Hammerstrom was also involved in various student activities on the campus. He was a two year member of the student council, vice-president and later president of his class, a member of the Garnet Key College Hospitality and the Terrace Council Senior Honorary Society. He also joined the Lambda Chi Alpha Fraternity as a freshman, served as secretary as a sophomore, treasurer as a junior and president as a senior.
One of his top honors was earning the prestigious Bailey Cup given for his overall contributions at Union.
Just prior to coming back to Jamestown in 1947, he coached an undefeated 1946 football team at Massena High School, which still has two of the longest winning streaks in the state scholastic circles.
From 1947-1949, Hammerstrom headed up the Jamestown football program with a fine record of 15-9. Highlighting those years was the 8-0 1949 team, marking the school's first perfect season since being 8-0 in 1898. When he left Jamestown to return again to Union as the football coach, the Red Raiders were on a 10-game winning streak.

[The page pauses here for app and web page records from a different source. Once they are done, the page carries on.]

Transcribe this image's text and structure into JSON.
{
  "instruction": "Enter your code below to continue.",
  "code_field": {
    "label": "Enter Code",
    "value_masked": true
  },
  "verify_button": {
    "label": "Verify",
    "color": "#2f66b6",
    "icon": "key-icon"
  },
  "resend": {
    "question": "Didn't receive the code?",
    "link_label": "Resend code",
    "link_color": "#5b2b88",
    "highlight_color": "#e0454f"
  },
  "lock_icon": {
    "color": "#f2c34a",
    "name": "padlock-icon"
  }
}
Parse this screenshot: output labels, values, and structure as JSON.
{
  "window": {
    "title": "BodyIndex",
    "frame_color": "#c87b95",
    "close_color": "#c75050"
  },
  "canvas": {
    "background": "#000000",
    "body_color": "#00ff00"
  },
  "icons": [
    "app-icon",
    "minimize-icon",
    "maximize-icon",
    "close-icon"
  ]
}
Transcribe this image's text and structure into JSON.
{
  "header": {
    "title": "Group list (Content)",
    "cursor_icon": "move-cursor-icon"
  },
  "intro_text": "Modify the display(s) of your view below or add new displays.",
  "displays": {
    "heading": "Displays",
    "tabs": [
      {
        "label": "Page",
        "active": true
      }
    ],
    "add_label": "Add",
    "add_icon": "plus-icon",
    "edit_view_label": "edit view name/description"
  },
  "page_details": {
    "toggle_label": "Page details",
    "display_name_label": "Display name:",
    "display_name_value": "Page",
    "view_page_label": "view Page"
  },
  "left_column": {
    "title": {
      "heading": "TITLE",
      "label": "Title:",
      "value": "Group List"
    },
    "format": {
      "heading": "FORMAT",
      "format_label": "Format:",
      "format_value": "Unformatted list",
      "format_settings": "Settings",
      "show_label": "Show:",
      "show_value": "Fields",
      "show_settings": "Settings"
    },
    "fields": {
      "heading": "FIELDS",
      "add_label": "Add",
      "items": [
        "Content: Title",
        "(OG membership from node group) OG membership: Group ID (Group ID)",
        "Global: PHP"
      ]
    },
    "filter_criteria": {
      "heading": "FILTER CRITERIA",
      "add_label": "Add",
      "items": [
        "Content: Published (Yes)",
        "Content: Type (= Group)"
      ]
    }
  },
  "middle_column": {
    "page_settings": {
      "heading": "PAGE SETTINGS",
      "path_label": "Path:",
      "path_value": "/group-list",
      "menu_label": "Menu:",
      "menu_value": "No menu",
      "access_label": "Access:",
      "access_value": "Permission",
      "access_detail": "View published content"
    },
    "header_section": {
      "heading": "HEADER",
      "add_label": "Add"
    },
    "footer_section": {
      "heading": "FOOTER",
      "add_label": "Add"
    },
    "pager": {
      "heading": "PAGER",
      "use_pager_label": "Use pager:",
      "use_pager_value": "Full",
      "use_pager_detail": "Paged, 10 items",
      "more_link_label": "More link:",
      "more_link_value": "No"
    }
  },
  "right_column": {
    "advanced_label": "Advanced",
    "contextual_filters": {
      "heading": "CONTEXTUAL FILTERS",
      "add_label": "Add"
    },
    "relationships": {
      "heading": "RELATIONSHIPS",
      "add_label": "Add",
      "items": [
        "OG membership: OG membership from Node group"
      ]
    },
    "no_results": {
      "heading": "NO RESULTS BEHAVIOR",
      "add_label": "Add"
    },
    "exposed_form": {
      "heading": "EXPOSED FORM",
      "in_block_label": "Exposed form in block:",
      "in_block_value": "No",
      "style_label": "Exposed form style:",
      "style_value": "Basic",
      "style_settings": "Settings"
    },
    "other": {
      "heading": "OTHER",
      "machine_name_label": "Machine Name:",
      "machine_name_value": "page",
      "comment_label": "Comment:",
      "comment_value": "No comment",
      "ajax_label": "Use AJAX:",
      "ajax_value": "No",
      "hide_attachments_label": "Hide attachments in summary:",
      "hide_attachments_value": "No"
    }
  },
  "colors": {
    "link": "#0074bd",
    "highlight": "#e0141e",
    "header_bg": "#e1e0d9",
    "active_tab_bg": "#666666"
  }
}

Hammerstrom coached the Dutchmen from 1950-1957 and recorded a 26-34-2 mark with his finest season being in 1956. That year Union was 6-2 and he was chosen Coach of the Year by the Northeastern New York Sportswriters.
Additionally, he was the freshmen basketball coach in 1950-1951 and the coach of the 1957 golf squad.
Although his record wasn't that outstanding, he was highly-respected for all his contributions as a physical education teacher and coach during his Union days. He left Union in 1957 and moved to Arizona because of his son's illness. However, before leaving he was given a farewell dinner by Union. Then college president Carter Davidson said, "Sam Hammerstrom has been the ideal football coach at Union because he has combined careful study of the game with a sincere devotion to the highest ideals of the college."
Hammerstrom was the head umpire for the Madison Little League in Phoenix, Arizona, in 1960-1961 and Eastern secretary for the American Football Coaches in 1956.
He was a member of the Jamestown American Legion from 1947-1950, the Schenectady Rotary Club 1956-1957 and treasurer of the Schenectady Girl Scouts Council in the 1950s. Also he was on the Wickenburg, Arizona, Town Council from 1966-1969 and the mayor in 1968-1969.
In Camp Verde, Arizona, he was with the Lions Club from 1970-1976 and with the Kiwanis Club from 1982 to the present time. Before retiring, Hammerstrom was the Camp Verde School District superintendent.
In 2003, Hammerstrom was inducted into the second class of Union College Athletic Hall of Fame.
Lawrence Lentchner said the following about Hammerstrom in the Union College 1959 weekly newspaper (Concordiensis) article. "Sam's teams were noted for their aggressiveness, good spirit and sportsmanship, just as he was. In short, the Sam Hammerstrom-Union College relationship was an excellent and close one - one that will be remembered many years from now."